An NIAAA report released in 2009 shows that alcohol-related deaths of people ages 18 to 24 were up 14 percent to 1,825 in 2005, compared with roughly 1,605 in 1998.

Based on this statistic, Huguely’s behavior was extreme, but his drinking was not extraordinary. His conviction sheds light on today’s college  culture and proves that dangerous drinking cannot be ignored any longer.

Did you know? Wet or Dry

Friday, March 9th, 2012

Cultures can be characterized as either “wet” or “dry”. “Wet” cultures- those of southern Europe, for example- have high per capita consumption of alcohol but few legal restrictions, and fewer drunken driving fatalities. In “wet” cultures, individuals drink frequently but rarely with the intention of becoming intoxicated. “Dry” cultures- those of northern Europe, Scandinavia, and the United States, for example- have low per capita consumption of alcohol.
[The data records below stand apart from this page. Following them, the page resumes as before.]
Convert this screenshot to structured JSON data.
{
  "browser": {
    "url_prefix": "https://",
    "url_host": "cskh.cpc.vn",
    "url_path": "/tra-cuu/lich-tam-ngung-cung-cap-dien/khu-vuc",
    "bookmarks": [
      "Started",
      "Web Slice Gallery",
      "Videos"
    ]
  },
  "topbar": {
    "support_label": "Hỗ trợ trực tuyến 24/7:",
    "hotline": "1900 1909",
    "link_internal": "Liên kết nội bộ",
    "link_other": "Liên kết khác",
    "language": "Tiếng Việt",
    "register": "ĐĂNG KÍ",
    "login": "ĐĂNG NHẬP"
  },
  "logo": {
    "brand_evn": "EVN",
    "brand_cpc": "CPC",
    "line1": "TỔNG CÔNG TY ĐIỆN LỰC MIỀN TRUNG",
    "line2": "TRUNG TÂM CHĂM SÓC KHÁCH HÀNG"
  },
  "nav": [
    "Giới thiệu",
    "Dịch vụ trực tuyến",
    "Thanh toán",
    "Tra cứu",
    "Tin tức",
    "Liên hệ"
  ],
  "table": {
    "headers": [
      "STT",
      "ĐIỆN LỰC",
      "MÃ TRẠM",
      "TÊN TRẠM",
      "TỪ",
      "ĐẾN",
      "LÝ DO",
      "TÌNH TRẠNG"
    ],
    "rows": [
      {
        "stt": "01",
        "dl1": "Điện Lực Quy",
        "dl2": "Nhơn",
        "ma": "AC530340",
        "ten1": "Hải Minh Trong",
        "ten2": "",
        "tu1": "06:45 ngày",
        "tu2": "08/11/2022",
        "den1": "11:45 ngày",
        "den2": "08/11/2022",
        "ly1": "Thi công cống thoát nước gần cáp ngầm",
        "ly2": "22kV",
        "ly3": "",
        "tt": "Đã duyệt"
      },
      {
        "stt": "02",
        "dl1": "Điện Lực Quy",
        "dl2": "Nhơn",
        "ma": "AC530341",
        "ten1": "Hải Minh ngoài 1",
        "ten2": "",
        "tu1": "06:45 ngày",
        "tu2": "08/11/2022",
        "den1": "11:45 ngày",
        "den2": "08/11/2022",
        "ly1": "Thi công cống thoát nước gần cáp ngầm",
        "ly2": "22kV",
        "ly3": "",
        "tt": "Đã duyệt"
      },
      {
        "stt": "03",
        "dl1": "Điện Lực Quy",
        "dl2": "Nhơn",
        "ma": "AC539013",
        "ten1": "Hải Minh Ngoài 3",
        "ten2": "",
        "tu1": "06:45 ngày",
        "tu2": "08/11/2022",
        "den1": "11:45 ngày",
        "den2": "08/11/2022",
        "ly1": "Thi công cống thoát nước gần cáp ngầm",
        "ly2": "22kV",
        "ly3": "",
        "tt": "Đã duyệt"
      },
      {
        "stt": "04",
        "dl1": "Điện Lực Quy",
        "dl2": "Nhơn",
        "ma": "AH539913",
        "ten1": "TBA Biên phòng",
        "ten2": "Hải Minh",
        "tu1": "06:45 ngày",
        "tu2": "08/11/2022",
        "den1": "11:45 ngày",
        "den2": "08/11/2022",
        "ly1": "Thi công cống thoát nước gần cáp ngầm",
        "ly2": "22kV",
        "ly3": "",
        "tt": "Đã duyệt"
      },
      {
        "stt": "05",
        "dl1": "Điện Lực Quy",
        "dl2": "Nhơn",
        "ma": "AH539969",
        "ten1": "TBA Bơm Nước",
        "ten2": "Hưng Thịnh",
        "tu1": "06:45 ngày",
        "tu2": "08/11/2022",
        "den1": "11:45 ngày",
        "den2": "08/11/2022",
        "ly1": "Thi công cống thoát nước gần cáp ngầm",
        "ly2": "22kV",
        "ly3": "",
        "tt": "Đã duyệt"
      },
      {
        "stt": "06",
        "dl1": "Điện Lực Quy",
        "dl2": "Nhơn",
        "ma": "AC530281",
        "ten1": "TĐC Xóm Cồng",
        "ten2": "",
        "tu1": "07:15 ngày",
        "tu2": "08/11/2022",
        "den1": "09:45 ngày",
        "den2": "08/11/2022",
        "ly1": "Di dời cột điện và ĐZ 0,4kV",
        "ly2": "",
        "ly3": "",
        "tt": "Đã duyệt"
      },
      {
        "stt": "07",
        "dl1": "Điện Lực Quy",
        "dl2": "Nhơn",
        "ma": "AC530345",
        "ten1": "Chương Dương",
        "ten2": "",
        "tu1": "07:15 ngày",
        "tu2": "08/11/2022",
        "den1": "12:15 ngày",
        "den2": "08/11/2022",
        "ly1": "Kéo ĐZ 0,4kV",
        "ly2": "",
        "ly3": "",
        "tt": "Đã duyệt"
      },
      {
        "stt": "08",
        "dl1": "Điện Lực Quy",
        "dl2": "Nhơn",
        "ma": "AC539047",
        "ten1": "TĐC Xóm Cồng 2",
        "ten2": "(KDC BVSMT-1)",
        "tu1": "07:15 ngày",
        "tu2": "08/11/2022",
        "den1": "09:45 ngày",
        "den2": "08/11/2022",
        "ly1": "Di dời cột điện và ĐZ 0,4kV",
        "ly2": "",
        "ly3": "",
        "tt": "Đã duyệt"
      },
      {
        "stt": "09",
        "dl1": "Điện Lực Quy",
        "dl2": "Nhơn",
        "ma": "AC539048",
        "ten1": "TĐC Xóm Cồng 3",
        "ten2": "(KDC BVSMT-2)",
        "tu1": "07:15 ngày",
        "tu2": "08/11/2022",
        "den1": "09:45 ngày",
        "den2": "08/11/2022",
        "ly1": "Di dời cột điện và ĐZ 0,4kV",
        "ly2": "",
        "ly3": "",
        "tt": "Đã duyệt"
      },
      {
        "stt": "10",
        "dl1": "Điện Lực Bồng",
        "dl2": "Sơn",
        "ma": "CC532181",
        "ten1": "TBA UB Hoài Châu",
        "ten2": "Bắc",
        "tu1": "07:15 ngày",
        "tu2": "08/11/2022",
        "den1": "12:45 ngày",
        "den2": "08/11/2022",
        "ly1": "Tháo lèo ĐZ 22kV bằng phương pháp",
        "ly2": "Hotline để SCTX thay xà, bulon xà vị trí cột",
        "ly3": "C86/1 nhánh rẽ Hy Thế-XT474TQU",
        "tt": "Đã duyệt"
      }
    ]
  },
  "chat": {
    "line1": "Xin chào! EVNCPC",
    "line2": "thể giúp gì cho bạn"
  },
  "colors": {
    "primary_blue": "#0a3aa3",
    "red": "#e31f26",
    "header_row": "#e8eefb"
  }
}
Drinking is infrequent but, when it does occur, it is very heavy. “Dry” cultures have more alcohol related violence and drunken driving fatalities.

Teen movies and MLDA 21 have something in common

Monday, March 5th, 2012

The silver screen and the current legal drinking age have something in common. A recent European study claims many popular teenage films celebrate dangerous drinking.

The correlation between binge drinking and teen movies was drawn in a European study based on films released between 2004 and 2009. MedPage Today reports,

Across six European countries with different cultural experiences with alcohol, exposure to drinking in movies was associated with binge drinking in adolescents (P<0.001), according to Reiner Hanewinkel, PhD, of the Institute for Therapy and Health Research in Kiel, Germany, and colleagues.

Choose Responsibility recognizes the importance of developing a culture that supports responsible consumption. These films, like MLDA 21, then promote a culture that does not appreciate alcohol and its responsible use.

[CR] Week in Review: College

Saturday, March 3rd, 2012

We hope all of our readers were left unaffected by the tornadoes that moved through the Southeast yesterday. [CR] sends our thoughts to those who were put in harms way.

As you settle in and enjoy your weekend, be sure to check out these articles pertaining to college drinking.

Colleges are working to curtail binge drinking during spring break, which is often a week where heavy drinking is prevalent. Santa Fe College will host a pre-spring break event to address safe behavior. Read about it here.

Energy drinks and alcohol are popular among college students because of the quick buzz they offer. However, the drinks can be toxic, as reported here.

And finally, Indiana college students help push a Good Samaritan bill through the Indiana state legislature. The bill enables people to call for help in a situation where alcohol is involved (or someone is intoxicated) without the facing criminal charges. Several other states have passed similar bills, which encourage students to make alcohol harm reduction their first priority. Read the full article here.

Have a great rest of your weekend, and stay safe!

Energy Drinks+Alcohol=Toxic Combination

Thursday, March 1st, 2012

Students seeking the perfect buzz now combine energy drinks with alcohol. Combining uppers and downers is a quick way to get drunk, but the combination can prove to be toxic. Oftentimes, these drinks are consumed with only one objective in mind: bingeing. The Sonoma State Star recently published an article on the danger of these “bomb drinks”, which can be found here.

The acceptance of these cocktails reflects a common mindset among college drinking. Instead of enjoying alcohol responsibly, students consume it quickly to snag the quickest buzz. Responsibility doesn’t always ensue.

Colleges seek to curb spring break bingeing

Thursday, March 1st, 2012

Santa Fe College will host a safe spring break event before sending students off in March. The event seeks to discourage binge drinking through incentives for students. Check back after Santa Fe’s break for an update on the success of this endeavor. Read the full article here.